### Exercise description
Below are records to be output exactly, every one of them.

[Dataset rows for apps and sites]
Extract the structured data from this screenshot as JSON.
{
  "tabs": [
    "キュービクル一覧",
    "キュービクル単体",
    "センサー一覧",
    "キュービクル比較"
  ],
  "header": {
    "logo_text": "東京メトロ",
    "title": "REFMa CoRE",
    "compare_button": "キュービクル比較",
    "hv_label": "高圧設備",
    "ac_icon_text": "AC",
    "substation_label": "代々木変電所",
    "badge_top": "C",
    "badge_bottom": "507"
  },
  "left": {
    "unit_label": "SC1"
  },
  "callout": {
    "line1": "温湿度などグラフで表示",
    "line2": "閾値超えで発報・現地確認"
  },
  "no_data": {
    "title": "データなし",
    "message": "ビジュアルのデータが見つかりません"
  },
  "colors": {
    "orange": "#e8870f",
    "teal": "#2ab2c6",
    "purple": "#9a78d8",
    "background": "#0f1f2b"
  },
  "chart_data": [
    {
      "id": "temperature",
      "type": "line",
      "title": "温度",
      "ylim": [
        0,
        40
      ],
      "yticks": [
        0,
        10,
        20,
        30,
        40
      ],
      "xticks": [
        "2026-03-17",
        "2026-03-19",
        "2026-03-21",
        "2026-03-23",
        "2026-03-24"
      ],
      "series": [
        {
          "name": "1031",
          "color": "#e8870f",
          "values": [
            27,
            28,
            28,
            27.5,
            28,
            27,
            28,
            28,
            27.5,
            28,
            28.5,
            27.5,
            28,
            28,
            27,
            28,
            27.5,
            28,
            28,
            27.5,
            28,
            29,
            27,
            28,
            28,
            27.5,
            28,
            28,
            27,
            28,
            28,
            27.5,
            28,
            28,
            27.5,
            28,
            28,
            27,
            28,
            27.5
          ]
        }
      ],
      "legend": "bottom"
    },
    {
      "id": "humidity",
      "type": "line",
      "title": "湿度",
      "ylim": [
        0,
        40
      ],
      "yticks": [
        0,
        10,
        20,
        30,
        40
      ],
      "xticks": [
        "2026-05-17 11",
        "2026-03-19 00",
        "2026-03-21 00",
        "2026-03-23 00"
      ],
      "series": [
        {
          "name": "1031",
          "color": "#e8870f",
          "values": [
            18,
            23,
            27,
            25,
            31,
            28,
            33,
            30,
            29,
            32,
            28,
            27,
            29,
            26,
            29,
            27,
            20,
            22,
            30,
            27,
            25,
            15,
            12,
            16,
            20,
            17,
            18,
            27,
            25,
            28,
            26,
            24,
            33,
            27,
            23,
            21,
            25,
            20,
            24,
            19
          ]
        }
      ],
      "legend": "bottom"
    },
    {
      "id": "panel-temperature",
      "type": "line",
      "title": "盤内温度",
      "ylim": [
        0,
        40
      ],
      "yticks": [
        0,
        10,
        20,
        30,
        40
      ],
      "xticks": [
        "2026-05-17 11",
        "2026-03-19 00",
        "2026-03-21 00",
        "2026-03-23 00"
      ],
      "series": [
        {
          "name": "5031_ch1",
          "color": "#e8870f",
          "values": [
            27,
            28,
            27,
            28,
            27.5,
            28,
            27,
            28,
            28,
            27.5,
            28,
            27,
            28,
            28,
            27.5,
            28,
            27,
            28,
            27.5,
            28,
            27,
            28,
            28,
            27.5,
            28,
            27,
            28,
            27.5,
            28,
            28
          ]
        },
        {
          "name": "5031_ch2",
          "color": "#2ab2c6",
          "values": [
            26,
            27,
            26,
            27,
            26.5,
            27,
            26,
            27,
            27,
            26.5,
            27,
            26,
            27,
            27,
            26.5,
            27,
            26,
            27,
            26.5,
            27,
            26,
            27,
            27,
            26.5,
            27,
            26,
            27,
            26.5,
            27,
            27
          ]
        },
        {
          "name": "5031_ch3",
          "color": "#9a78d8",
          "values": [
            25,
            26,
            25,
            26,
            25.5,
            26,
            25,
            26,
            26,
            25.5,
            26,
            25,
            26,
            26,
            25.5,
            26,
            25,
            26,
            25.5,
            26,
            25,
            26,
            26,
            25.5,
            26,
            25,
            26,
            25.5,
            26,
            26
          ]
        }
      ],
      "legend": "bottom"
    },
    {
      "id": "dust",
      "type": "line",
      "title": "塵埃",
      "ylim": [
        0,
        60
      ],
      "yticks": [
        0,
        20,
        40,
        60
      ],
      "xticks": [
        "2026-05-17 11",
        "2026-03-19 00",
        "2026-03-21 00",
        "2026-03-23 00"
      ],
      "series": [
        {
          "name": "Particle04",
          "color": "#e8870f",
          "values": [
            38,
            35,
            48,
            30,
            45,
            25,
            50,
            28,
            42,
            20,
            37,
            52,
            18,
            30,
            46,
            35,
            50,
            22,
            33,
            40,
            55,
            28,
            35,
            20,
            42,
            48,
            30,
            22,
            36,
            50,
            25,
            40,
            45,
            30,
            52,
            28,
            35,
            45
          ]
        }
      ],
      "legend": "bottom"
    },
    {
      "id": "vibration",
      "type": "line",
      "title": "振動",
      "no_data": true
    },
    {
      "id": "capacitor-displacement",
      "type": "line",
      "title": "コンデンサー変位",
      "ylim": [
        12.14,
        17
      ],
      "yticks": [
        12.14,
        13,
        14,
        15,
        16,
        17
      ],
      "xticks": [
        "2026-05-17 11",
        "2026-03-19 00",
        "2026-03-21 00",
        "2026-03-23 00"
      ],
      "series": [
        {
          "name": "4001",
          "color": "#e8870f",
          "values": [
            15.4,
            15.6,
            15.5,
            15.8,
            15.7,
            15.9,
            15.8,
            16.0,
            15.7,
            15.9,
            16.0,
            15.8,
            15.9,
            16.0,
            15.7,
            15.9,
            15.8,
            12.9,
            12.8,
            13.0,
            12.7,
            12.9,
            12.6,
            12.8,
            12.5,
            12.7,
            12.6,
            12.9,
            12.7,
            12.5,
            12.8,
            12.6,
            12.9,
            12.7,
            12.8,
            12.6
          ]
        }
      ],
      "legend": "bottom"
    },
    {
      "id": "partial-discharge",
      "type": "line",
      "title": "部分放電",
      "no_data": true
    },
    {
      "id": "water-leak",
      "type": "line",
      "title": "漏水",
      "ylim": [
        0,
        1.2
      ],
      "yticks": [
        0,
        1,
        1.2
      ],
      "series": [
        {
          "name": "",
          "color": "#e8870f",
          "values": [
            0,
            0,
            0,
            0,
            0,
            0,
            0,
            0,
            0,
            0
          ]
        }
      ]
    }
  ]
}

### Output below
Extract the structured data from this screenshot as JSON.
{
  "tabs": [
    "キュービクル一覧",
    "キュービクル単体",
    "センサー一覧",
    "キュービクル比較"
  ],
  "header": {
    "logo_text": "東京メトロ",
    "title": "REFMa CoRE",
    "compare_button": "キュービクル比較",
    "hv_label": "高圧設備",
    "ac_icon_text": "AC",
    "substation_label": "代々木変電所",
    "badge_top": "C",
    "badge_bottom": "507"
  },
  "left": {
    "unit_label": "SC1"
  },
  "callout": {
    "line1": "温湿度などグラフで表示",
    "line2": "閾値超えで発報・現地確認"
  },
  "no_data": {
    "title": "データなし",
    "message": "ビジュアルのデータが見つかりません"
  },
  "colors": {
    "orange": "#e8870f",
    "teal": "#2ab2c6",
    "purple": "#9a78d8",
    "background": "#0f1f2b"
  },
  "chart_data": [
    {
      "id": "temperature",
      "type": "line",
      "title": "温度",
      "ylim": [
        0,
        40
      ],
      "yticks": [
        0,
        10,
        20,
        30,
        40
      ],
      "xticks": [
        "2026-03-17",
        "2026-03-19",
        "2026-03-21",
        "2026-03-23",
        "2026-03-24"
      ],
      "series": [
        {
          "name": "1031",
          "color": "#e8870f",
          "values": [
            27,
            28,
            28,
            27.5,
            28,
            27,
            28,
            28,
            27.5,
            28,
            28.5,
            27.5,
            28,
            28,
            27,
            28,
            27.5,
            28,
            28,
            27.5,
            28,
            29,
            27,
            28,
            28,
            27.5,
            28,
            28,
            27,
            28,
            28,
            27.5,
            28,
            28,
            27.5,
            28,
            28,
            27,
            28,
            27.5
          ]
        }
      ],
      "legend": "bottom"
    },
    {
      "id": "humidity",
      "type": "line",
      "title": "湿度",
      "ylim": [
        0,
        40
      ],
      "yticks": [
        0,
        10,
        20,
        30,
        40
      ],
      "xticks": [
        "2026-05-17 11",
        "2026-03-19 00",
        "2026-03-21 00",
        "2026-03-23 00"
      ],
      "series": [
        {
          "name": "1031",
          "color": "#e8870f",
          "values": [
            18,
            23,
            27,
            25,
            31,
            28,
            33,
            30,
            29,
            32,
            28,
            27,
            29,
            26,
            29,
            27,
            20,
            22,
            30,
            27,
            25,
            15,
            12,
            16,
            20,
            17,
            18,
            27,
            25,
            28,
            26,
            24,
            33,
            27,
            23,
            21,
            25,
            20,
            24,
            19
          ]
        }
      ],
      "legend": "bottom"
    },
    {
      "id": "panel-temperature",
      "type": "line",
      "title": "盤内温度",
      "ylim": [
        0,
        40
      ],
      "yticks": [
        0,
        10,
        20,
        30,
        40
      ],
      "xticks": [
        "2026-05-17 11",
        "2026-03-19 00",
        "2026-03-21 00",
        "2026-03-23 00"
      ],
      "series": [
        {
          "name": "5031_ch1",
          "color": "#e8870f",
          "values": [
            27,
            28,
            27,
            28,
            27.5,
            28,
            27,
            28,
            28,
            27.5,
            28,
            27,
            28,
            28,
            27.5,
            28,
            27,
            28,
            27.5,
            28,
            27,
            28,
            28,
            27.5,
            28,
            27,
            28,
            27.5,
            28,
            28
          ]
        },
        {
          "name": "5031_ch2",
          "color": "#2ab2c6",
          "values": [
            26,
            27,
            26,
            27,
            26.5,
            27,
            26,
            27,
            27,
            26.5,
            27,
            26,
            27,
            27,
            26.5,
            27,
            26,
            27,
            26.5,
            27,
            26,
            27,
            27,
            26.5,
            27,
            26,
            27,
            26.5,
            27,
            27
          ]
        },
        {
          "name": "5031_ch3",
          "color": "#9a78d8",
          "values": [
            25,
            26,
            25,
            26,
            25.5,
            26,
            25,
            26,
            26,
            25.5,
            26,
            25,
            26,
            26,
            25.5,
            26,
            25,
            26,
            25.5,
            26,
            25,
            26,
            26,
            25.5,
            26,
            25,
            26,
            25.5,
            26,
            26
          ]
        }
      ],
      "legend": "bottom"
    },
    {
      "id": "dust",
      "type": "line",
      "title": "塵埃",
      "ylim": [
        0,
        60
      ],
      "yticks": [
        0,
        20,
        40,
        60
      ],
      "xticks": [
        "2026-05-17 11",
        "2026-03-19 00",
        "2026-03-21 00",
        "2026-03-23 00"
      ],
      "series": [
        {
          "name": "Particle04",
          "color": "#e8870f",
          "values": [
            38,
            35,
            48,
            30,
            45,
            25,
            50,
            28,
            42,
            20,
            37,
            52,
            18,
            30,
            46,
            35,
            50,
            22,
            33,
            40,
            55,
            28,
            35,
            20,
            42,
            48,
            30,
            22,
            36,
            50,
            25,
            40,
            45,
            30,
            52,
            28,
            35,
            45
          ]
        }
      ],
      "legend": "bottom"
    },
    {
      "id": "vibration",
      "type": "line",
      "title": "振動",
      "no_data": true
    },
    {
      "id": "capacitor-displacement",
      "type": "line",
      "title": "コンデンサー変位",
      "ylim": [
        12.14,
        17
      ],
      "yticks": [
        12.14,
        13,
        14,
        15,
        16,
        17
      ],
      "xticks": [
        "2026-05-17 11",
        "2026-03-19 00",
        "2026-03-21 00",
        "2026-03-23 00"
      ],
      "series": [
        {
          "name": "4001",
          "color": "#e8870f",
          "values": [
            15.4,
            15.6,
            15.5,
            15.8,
            15.7,
            15.9,
            15.8,
            16.0,
            15.7,
            15.9,
            16.0,
            15.8,
            15.9,
            16.0,
            15.7,
            15.9,
            15.8,
            12.9,
            12.8,
            13.0,
            12.7,
            12.9,
            12.6,
            12.8,
            12.5,
            12.7,
            12.6,
            12.9,
            12.7,
            12.5,
            12.8,
            12.6,
            12.9,
            12.7,
            12.8,
            12.6
          ]
        }
      ],
      "legend": "bottom"
    },
    {
      "id": "partial-discharge",
      "type": "line",
      "title": "部分放電",
      "no_data": true
    },
    {
      "id": "water-leak",
      "type": "line",
      "title": "漏水",
      "ylim": [
        0,
        1.2
      ],
      "yticks": [
        0,
        1,
        1.2
      ],
      "series": [
        {
          "name": "",
          "color": "#e8870f",
          "values": [
            0,
            0,
            0,
            0,
            0,
            0,
            0,
            0,
            0,
            0
          ]
        }
      ]
    }
  ]
}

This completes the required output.